I know it’s already five months overdue but still, I would like to write a personal post about my 26th year, highlighting the travels I’ve had and the people I met along the way.
Contrary to my 25th year’s travels which were mainly as a solo backpacker or with a travel buddy, 2013-2014 was more of a group travel kind for me. It’s also during this span of time that I’ve met several important people in my life — from CouchSurfing acquaintances to really great friends, and from total strangers to favorite companions and partners in crime. And yes, ’twas also late last year that I met someone whom I’m looking forward to have more travels and adventures with.
In one rather sunny August day, me and some friends from couchsurfing decided to push through with a quick weekend escape to Laiya, Batangas — a coastline of white sand about three or four hours from the paved highways of Manila.
We actually talked about the trip a week before but weren’t really sure if we’d push through. Laiya isn’t exactly known to the Manila populace as a cheap place for a quick getaway.
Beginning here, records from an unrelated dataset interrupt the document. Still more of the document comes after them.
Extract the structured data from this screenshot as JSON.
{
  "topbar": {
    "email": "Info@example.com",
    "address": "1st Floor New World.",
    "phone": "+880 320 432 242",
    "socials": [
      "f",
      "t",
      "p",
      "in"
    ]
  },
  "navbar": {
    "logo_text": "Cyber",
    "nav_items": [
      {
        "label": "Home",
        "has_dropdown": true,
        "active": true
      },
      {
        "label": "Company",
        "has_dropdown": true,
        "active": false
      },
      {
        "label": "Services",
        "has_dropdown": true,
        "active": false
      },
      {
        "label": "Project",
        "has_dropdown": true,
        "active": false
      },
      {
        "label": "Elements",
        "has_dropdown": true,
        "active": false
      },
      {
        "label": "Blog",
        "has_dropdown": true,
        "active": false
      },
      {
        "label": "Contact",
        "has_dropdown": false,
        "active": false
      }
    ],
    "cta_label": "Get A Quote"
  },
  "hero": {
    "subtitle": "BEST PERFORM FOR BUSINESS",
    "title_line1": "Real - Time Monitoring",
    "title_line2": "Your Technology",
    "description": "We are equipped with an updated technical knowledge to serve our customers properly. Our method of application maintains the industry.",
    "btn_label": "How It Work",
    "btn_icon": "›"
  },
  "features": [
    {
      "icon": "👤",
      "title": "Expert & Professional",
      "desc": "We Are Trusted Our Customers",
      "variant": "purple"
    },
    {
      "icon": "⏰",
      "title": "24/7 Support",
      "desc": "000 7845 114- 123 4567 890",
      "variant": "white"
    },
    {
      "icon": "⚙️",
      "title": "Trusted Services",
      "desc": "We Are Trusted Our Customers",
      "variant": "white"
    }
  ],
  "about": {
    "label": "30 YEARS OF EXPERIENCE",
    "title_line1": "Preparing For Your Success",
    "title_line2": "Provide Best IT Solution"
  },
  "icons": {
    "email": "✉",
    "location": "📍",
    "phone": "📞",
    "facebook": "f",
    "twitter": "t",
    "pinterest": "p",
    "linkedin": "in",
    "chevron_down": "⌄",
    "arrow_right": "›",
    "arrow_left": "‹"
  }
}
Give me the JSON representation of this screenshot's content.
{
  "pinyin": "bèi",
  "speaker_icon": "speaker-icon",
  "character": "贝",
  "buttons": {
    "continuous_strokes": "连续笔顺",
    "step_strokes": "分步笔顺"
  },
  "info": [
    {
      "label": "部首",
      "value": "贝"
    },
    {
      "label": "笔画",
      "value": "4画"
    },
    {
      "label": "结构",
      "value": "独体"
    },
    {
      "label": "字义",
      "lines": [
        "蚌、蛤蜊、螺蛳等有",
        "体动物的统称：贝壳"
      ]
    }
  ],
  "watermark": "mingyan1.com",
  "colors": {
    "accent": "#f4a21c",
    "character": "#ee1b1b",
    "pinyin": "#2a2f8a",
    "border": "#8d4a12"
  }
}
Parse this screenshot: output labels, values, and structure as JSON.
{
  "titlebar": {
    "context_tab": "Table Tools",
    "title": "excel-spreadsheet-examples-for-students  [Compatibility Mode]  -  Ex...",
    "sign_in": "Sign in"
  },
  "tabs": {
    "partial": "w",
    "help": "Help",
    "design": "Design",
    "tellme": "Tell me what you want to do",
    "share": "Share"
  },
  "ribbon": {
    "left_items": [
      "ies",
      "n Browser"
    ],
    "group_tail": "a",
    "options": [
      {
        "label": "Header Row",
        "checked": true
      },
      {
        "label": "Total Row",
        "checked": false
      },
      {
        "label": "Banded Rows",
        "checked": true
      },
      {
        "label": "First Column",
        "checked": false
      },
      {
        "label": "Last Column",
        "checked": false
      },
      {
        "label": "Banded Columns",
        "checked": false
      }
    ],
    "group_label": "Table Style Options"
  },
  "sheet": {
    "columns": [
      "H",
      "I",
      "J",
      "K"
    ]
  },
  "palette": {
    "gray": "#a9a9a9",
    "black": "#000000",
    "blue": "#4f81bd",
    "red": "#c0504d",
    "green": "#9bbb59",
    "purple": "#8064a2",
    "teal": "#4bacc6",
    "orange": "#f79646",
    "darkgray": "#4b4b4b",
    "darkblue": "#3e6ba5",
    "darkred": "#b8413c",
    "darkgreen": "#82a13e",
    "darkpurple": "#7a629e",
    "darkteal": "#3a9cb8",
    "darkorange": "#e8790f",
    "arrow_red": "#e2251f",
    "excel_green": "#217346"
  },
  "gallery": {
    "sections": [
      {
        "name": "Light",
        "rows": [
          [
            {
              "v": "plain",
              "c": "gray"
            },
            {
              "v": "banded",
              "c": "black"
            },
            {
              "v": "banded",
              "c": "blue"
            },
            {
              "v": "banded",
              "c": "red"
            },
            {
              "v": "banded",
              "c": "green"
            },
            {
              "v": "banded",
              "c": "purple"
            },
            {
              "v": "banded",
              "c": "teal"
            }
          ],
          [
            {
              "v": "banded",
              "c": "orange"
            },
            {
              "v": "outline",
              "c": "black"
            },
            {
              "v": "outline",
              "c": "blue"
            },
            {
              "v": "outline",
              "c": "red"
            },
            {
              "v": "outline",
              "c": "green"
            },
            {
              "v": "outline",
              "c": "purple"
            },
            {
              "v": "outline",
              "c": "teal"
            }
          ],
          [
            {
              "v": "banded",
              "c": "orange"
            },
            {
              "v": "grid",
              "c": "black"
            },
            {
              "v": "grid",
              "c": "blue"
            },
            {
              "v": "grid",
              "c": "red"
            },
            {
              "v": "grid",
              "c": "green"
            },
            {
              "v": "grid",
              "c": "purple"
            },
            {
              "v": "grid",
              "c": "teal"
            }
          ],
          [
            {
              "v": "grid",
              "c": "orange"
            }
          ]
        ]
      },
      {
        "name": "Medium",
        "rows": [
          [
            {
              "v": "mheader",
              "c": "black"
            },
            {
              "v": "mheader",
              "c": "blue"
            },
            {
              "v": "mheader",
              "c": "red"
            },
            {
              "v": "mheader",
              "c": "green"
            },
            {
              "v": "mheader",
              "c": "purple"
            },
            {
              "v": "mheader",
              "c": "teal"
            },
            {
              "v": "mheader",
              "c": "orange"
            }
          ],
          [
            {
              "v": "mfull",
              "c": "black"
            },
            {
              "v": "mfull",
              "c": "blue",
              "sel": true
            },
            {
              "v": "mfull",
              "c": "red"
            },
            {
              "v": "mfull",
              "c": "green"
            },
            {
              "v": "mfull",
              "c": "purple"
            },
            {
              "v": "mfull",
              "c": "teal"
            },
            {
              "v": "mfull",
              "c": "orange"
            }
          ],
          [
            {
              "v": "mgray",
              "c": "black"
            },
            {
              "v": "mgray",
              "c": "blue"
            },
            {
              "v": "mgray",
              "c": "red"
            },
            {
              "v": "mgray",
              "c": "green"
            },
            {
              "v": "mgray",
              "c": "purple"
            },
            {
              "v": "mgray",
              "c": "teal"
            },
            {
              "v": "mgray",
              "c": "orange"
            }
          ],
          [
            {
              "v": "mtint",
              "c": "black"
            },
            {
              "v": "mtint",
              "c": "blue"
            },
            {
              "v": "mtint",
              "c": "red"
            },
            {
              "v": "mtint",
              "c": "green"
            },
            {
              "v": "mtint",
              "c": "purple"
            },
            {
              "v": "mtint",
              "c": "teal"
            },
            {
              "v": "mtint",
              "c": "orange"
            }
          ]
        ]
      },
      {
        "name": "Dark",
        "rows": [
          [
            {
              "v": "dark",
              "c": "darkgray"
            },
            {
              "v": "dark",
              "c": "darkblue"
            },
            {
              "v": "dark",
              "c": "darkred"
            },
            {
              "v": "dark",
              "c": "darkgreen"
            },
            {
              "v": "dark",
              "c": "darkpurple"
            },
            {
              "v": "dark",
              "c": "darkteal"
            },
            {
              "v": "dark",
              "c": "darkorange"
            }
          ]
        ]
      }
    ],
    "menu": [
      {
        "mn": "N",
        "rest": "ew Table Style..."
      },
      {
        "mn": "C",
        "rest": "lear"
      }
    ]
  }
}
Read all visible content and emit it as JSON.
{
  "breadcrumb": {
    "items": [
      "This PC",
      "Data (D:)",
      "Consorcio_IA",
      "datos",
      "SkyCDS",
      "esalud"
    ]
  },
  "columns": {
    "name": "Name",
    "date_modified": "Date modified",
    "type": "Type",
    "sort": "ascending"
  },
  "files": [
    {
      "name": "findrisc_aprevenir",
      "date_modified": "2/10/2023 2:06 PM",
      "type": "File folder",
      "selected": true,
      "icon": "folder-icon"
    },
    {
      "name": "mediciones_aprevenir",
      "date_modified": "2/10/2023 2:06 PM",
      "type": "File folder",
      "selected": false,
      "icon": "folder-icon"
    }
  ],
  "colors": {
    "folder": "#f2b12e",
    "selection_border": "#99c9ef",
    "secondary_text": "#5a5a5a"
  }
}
When you say Laiya, it’s possible that the first thought are the big and fancy resort hotels that charge you about 4000 per person for the weekend — which, I think, for the services, amenities and package food menu that is included is just fair for a touristy weekend vacay.